If you think about how many moments in our daily lives are about ignoring or negotiating the sex lives of straight people — from jokes about dads with shotguns on the porch, or about what’s going to happen on your wedding night, or “I saw mommy kissing daddy’s [whatever],” to how you deal with your son-in-law, to what being a grandparent is really about — and think about just how much of etiquette, social interaction, communication are about getting around the sticky subject of straight people fucking, you can understand why straight people get so weird about gay people: There’s none of that social filter built in, the sexual aspect is not blurred out like it is with straight people.
Imagine if you didn’t have that filter with straight people: All you would think about is them fucking, all the time, because that’s mostly what straight people talk about.
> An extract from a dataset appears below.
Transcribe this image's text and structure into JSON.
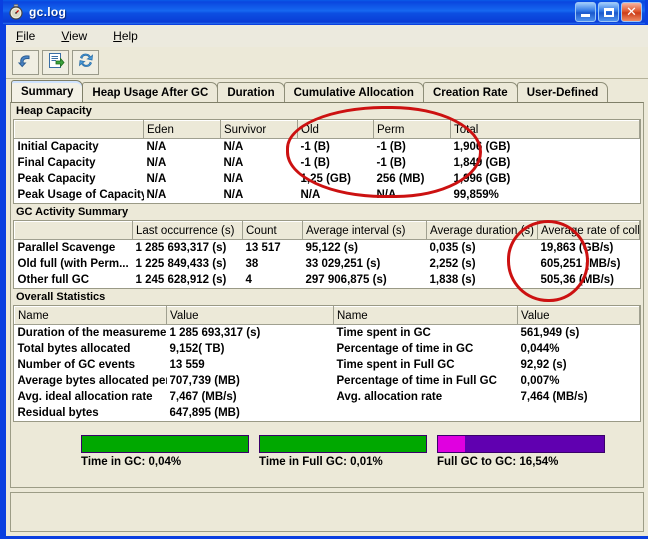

Dating, romance, sexy clothes, losing weight, marriage, weddings, their kids… It’s always Sex, sex, sex with you people. You’ve just normalized it to the point where you see it as a safe part of culture.
There’s no assumption that gay people are doing normal nonsexual things most of the day, like with straight people, because as far as straight privilege is concerned, gay people are just straight people who have gay sex: That’s the main thing that sets us apart.
It’s why the simple answer to the dumb question How do I explain this gay stuff to my kids never occurs to the people that ask it, because they can’t imagine leaving out the sex part in their own construct of what gay people are about: You can say “Some princes want a princess, some princes want a prince,” without blowjobs coming up a single time, just like when you’re explaining straight relationships.
“Coming out” is going to keep being everybody’s business until those things equalize, and I don’t know that they ever will. But especially here — and in Pride season, when so much is written online about “these gays aren’t as gay as they used to be” — I think it’s important to think about this distinction, between socially mediated sexuality vs. sexuality-as-identity.